As you're probably aware, the share of income in the U.S. held by the top one percent has grown considerably in recent decades. The latest data by inequality experts Thomas Piketty and Emmanuel Saez estimates that the top one percent has gone from taking home a low of 8.87 percent of total income in 1975 to taking 19.82 percent in 2011. And it was even higher pre-crisis; their 2007 share was 23.5 percent.
But what you may not know is that this was far from a universal phenomenon. Other Anglophone nations, like the UK, Canada, Australia, New Zealand and Ireland, experienced gains for top earners (albeit smaller ones than in the United States), but Japan, France and Germany barely saw any change.
In a new paper with Facundo Alvaredo and Anthony Atkinson, Piketty and Saez look at how these different countries changed their tax policies as inequality grew. The answer, perhaps unsurprisingly, is that countries where inequality grew the most also saw the biggest cuts in top marginal tax rates for wealthy earners:
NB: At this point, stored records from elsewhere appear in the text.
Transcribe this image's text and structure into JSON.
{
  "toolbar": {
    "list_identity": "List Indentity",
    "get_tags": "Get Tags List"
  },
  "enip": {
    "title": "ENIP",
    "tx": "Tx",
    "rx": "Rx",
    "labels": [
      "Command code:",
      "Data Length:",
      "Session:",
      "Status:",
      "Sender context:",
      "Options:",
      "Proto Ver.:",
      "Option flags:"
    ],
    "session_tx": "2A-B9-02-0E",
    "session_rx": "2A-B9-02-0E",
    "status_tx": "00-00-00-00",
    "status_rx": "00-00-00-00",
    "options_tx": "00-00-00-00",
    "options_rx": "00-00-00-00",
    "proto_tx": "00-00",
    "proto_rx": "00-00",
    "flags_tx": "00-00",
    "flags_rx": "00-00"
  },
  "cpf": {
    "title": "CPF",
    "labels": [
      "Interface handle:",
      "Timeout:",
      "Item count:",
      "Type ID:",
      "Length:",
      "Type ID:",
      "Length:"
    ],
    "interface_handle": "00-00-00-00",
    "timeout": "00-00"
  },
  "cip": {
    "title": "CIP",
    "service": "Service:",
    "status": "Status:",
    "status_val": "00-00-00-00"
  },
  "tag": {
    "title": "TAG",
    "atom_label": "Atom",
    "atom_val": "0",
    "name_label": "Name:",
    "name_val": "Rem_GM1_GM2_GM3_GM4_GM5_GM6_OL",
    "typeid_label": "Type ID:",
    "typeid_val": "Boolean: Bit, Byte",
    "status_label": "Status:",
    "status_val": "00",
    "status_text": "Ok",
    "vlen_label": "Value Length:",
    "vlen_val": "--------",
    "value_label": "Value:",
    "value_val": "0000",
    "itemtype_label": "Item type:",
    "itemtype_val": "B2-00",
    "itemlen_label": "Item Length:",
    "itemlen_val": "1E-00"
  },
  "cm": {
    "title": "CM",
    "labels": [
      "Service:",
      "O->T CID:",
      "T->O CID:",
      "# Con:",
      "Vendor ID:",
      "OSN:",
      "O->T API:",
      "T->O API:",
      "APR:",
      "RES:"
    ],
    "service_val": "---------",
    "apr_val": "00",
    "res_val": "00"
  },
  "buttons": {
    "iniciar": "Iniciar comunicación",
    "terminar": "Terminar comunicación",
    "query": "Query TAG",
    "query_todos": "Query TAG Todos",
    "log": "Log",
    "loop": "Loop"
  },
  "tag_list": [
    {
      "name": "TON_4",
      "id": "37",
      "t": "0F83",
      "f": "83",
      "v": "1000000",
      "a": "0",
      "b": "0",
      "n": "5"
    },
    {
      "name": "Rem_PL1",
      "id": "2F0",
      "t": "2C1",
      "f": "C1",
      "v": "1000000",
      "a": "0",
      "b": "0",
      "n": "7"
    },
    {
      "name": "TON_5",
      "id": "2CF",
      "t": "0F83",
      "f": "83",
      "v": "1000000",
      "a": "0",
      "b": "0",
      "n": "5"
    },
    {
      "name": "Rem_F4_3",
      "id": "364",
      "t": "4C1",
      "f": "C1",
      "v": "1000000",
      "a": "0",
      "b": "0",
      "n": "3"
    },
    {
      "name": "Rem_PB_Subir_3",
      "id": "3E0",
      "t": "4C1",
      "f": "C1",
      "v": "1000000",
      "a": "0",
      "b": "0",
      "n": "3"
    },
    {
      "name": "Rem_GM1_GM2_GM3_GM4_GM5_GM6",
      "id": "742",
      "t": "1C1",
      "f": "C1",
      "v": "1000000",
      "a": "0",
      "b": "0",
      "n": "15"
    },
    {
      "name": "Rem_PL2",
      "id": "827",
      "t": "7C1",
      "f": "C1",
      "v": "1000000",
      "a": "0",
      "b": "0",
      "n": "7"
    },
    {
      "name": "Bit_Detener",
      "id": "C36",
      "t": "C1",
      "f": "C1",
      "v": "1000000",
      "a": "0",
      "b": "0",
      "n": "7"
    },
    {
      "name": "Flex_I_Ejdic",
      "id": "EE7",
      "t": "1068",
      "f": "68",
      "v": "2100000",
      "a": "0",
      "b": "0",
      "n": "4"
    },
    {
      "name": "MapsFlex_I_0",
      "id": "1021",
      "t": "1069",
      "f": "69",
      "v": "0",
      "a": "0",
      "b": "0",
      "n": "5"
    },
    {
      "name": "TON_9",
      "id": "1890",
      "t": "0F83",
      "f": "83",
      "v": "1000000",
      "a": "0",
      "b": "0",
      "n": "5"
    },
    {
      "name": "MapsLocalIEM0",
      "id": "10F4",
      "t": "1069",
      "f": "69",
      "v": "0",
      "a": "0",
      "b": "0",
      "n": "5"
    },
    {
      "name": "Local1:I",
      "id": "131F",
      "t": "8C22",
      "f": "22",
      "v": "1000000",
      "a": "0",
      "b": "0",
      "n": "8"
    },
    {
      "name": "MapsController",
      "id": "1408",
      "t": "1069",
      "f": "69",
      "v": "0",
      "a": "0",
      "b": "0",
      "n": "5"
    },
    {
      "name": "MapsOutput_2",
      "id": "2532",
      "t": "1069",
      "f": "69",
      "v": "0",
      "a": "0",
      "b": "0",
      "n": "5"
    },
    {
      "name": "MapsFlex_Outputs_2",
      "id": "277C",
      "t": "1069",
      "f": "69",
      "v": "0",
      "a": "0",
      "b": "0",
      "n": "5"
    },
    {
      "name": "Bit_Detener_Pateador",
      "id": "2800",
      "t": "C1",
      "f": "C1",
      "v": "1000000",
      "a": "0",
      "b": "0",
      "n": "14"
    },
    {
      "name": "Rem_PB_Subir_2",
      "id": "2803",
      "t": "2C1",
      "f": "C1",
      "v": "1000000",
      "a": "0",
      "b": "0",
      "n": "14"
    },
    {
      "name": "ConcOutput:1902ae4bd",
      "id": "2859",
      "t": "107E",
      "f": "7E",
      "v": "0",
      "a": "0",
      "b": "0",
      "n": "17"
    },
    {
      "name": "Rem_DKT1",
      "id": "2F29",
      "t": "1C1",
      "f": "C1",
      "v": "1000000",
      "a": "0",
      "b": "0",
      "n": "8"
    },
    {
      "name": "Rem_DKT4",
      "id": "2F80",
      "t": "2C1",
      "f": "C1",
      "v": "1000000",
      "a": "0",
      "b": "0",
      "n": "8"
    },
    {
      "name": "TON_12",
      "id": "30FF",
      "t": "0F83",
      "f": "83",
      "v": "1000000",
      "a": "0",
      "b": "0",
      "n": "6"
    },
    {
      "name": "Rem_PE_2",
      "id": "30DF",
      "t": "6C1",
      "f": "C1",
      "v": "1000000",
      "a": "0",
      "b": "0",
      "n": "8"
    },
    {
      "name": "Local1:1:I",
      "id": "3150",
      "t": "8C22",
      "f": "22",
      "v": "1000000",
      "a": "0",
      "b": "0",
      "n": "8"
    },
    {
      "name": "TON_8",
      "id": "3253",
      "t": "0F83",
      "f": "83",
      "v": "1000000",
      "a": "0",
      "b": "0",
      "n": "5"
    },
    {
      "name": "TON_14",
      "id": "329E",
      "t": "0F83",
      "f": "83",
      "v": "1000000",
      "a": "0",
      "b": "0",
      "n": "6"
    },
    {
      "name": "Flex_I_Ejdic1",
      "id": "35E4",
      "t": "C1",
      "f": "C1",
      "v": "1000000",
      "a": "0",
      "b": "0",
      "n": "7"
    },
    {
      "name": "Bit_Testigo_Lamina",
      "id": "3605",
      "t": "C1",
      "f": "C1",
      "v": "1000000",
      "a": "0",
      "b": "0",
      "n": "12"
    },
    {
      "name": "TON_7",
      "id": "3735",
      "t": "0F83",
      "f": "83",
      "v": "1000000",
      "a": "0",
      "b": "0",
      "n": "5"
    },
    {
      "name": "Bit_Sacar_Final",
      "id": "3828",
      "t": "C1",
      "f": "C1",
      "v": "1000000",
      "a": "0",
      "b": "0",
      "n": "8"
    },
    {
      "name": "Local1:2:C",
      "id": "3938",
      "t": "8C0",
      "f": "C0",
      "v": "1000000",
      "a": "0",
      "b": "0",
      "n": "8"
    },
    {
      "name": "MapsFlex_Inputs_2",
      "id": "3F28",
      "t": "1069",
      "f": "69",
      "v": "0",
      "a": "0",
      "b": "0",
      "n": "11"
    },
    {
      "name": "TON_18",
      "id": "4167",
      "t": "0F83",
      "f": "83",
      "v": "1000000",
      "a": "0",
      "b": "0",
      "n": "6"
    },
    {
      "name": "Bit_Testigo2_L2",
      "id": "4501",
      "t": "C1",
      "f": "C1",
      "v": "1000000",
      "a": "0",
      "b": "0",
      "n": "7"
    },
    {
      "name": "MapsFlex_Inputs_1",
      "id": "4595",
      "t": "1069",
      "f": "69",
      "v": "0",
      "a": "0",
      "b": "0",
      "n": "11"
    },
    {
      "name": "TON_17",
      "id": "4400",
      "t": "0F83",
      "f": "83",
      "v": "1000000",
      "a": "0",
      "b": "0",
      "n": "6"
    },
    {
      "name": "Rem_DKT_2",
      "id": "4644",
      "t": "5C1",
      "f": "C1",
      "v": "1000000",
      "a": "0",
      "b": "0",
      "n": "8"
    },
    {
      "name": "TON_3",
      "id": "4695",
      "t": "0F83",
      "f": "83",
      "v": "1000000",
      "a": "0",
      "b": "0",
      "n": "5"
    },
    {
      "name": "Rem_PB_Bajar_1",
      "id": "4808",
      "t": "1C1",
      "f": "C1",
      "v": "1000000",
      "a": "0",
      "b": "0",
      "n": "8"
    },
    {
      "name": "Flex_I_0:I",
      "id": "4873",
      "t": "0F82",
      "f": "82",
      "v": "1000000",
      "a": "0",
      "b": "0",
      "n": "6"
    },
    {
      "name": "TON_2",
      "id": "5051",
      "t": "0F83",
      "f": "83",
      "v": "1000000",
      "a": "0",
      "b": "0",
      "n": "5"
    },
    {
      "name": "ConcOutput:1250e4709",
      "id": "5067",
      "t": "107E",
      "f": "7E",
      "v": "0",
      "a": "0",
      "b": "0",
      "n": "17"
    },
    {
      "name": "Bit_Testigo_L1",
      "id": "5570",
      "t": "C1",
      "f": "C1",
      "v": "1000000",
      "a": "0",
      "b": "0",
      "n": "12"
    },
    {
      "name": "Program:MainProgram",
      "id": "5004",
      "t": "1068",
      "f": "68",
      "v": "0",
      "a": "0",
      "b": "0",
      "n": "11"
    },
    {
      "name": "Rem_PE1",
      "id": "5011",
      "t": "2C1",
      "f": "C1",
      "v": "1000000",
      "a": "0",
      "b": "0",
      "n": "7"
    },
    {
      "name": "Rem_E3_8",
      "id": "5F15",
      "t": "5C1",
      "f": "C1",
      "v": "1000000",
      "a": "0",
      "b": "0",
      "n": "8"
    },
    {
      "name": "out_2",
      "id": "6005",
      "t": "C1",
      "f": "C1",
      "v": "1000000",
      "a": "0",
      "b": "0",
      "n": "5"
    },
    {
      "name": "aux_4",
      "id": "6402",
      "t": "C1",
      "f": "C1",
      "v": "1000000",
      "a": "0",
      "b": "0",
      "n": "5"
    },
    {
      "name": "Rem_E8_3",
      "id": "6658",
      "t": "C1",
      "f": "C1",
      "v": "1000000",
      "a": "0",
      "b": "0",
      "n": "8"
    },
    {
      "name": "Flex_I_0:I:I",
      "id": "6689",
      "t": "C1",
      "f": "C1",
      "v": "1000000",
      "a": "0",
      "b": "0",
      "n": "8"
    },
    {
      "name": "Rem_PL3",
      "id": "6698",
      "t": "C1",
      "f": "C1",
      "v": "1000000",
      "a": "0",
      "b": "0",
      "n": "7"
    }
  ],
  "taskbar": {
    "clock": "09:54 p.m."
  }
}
How to interpret this is a difficult question to answer. Alvaredo, Atkinson, Piketty and Saez note University of Michigan tax expert Joel Slemrod's explanation that lower rates reduced incentives for tax avoidance, which likely led top earners to report more income than they normally would. However, this doesn't jibe with the fact that when you include capital gains income, a major avoidance mechanism, the increase in income shares barely changes at all.
Lawrence Lindsey and Martin Feldstein have argued that cuts in rates led to increased economic activity among top earners, leading to more growth and income. That's the conventional supply-side story. But you could also tell a story where lower tax rates increased the after-tax income of the rich, and that in turn increased their political power, which produced still lower rates.